• **THE DATA**
========================

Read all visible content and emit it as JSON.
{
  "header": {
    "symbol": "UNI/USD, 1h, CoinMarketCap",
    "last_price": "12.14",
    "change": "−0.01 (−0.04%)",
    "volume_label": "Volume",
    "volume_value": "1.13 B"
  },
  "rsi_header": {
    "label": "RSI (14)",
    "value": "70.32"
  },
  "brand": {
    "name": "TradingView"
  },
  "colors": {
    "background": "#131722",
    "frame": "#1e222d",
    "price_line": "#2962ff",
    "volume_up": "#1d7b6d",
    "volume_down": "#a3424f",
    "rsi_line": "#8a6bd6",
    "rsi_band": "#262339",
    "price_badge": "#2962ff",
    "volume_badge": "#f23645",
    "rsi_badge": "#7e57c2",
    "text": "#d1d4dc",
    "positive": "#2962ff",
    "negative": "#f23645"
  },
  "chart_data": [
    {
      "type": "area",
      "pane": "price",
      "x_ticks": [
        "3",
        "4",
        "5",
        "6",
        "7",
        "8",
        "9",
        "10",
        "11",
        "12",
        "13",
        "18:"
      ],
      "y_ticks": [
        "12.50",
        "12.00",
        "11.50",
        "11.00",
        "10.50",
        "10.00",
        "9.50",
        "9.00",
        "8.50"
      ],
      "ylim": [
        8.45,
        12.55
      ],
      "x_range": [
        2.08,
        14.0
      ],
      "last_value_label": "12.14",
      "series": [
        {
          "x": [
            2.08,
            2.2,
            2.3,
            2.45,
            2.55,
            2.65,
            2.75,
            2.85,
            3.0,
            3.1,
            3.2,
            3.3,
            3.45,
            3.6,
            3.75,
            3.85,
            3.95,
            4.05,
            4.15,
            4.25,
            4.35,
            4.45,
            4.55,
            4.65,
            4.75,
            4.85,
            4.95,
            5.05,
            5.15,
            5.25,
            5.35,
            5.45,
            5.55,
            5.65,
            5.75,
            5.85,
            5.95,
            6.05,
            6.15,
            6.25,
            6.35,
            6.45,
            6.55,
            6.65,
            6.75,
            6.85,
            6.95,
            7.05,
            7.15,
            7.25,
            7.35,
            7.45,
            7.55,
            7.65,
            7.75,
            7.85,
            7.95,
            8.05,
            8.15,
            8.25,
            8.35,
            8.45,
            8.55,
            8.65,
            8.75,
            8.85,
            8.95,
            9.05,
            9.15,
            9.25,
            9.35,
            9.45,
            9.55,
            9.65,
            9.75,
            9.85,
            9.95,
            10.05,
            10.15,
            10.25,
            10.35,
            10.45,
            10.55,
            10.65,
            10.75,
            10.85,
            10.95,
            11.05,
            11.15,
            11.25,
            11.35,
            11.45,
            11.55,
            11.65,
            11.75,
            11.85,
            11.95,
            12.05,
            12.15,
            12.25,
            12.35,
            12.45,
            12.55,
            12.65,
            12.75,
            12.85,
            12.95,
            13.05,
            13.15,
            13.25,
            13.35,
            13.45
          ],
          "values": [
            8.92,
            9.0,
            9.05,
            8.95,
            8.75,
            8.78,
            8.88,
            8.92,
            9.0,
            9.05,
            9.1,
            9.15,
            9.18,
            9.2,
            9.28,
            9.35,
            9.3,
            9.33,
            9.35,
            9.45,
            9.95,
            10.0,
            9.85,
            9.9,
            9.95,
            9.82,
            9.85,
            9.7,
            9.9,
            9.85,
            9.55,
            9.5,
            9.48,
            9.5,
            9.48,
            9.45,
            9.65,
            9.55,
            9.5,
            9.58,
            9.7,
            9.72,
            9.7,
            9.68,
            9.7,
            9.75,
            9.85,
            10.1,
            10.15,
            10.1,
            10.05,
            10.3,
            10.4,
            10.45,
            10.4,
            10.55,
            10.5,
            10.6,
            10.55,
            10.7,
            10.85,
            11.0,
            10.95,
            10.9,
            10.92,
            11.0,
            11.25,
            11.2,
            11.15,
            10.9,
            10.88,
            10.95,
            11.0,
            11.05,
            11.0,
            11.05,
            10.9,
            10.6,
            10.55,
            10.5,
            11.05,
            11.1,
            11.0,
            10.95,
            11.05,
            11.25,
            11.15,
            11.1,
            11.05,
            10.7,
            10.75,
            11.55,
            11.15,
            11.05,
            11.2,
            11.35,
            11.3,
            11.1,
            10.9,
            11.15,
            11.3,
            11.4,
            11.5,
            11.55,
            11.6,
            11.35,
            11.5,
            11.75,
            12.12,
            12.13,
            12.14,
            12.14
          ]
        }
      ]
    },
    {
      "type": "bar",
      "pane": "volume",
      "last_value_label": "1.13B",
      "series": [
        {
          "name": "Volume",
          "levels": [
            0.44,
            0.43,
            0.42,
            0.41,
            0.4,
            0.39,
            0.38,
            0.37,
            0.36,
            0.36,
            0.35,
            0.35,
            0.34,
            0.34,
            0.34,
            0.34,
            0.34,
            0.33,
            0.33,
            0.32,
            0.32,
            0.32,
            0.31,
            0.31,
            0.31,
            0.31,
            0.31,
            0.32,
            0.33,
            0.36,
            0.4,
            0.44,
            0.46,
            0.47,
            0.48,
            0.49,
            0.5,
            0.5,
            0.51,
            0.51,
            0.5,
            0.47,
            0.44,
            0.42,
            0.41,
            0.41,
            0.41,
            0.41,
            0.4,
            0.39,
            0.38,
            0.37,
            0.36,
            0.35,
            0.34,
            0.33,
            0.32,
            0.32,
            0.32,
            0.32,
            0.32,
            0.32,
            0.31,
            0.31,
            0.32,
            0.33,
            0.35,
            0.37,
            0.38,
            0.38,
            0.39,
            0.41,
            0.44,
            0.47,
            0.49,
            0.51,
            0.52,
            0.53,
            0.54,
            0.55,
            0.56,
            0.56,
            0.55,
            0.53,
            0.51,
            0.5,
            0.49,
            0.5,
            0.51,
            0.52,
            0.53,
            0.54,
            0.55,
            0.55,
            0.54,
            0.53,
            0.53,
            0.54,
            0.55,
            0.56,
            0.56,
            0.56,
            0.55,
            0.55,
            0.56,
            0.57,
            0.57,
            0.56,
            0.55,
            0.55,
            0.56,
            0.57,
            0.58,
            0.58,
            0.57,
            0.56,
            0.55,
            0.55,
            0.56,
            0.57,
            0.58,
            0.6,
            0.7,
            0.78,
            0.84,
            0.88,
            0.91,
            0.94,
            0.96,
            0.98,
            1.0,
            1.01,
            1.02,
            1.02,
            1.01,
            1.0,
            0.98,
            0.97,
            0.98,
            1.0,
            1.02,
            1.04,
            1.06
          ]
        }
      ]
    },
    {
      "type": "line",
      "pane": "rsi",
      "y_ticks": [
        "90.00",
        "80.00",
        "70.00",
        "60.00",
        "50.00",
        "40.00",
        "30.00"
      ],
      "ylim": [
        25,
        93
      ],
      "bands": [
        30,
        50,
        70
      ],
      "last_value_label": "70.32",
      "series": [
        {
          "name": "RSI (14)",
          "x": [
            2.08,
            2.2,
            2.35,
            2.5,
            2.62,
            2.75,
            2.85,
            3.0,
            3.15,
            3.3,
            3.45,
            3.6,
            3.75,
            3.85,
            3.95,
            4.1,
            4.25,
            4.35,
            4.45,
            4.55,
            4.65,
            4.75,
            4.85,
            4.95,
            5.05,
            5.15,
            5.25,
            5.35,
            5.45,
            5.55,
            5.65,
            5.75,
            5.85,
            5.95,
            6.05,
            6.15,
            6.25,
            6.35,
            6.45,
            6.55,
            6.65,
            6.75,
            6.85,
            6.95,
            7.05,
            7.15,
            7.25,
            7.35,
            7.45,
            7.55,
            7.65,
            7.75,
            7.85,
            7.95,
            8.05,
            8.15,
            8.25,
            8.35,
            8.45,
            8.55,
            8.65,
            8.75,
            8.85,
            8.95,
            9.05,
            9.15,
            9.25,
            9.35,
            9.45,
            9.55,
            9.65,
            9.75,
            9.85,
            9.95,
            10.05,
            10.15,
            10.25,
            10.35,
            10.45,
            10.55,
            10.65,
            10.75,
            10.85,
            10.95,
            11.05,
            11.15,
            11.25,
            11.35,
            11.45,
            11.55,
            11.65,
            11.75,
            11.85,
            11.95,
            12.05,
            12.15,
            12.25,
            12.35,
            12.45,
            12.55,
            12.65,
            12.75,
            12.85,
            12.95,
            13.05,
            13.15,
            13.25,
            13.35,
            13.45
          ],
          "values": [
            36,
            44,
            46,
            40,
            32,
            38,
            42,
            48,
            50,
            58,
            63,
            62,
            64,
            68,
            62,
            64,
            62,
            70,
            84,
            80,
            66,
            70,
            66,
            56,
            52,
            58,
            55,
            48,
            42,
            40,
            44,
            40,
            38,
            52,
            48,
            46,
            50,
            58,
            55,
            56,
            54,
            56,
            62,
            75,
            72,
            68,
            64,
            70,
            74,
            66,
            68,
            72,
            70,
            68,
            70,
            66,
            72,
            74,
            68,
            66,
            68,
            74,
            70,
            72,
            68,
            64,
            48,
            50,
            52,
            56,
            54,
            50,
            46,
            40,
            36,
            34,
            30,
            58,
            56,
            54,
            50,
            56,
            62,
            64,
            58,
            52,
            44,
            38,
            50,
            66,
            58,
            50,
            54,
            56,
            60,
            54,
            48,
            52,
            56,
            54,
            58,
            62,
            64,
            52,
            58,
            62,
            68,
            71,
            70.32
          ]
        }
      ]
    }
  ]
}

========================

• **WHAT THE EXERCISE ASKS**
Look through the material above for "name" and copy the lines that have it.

• **TASK ANSWER**
    "name": "TradingView"
          "name": "Volume",
          "name": "RSI (14)",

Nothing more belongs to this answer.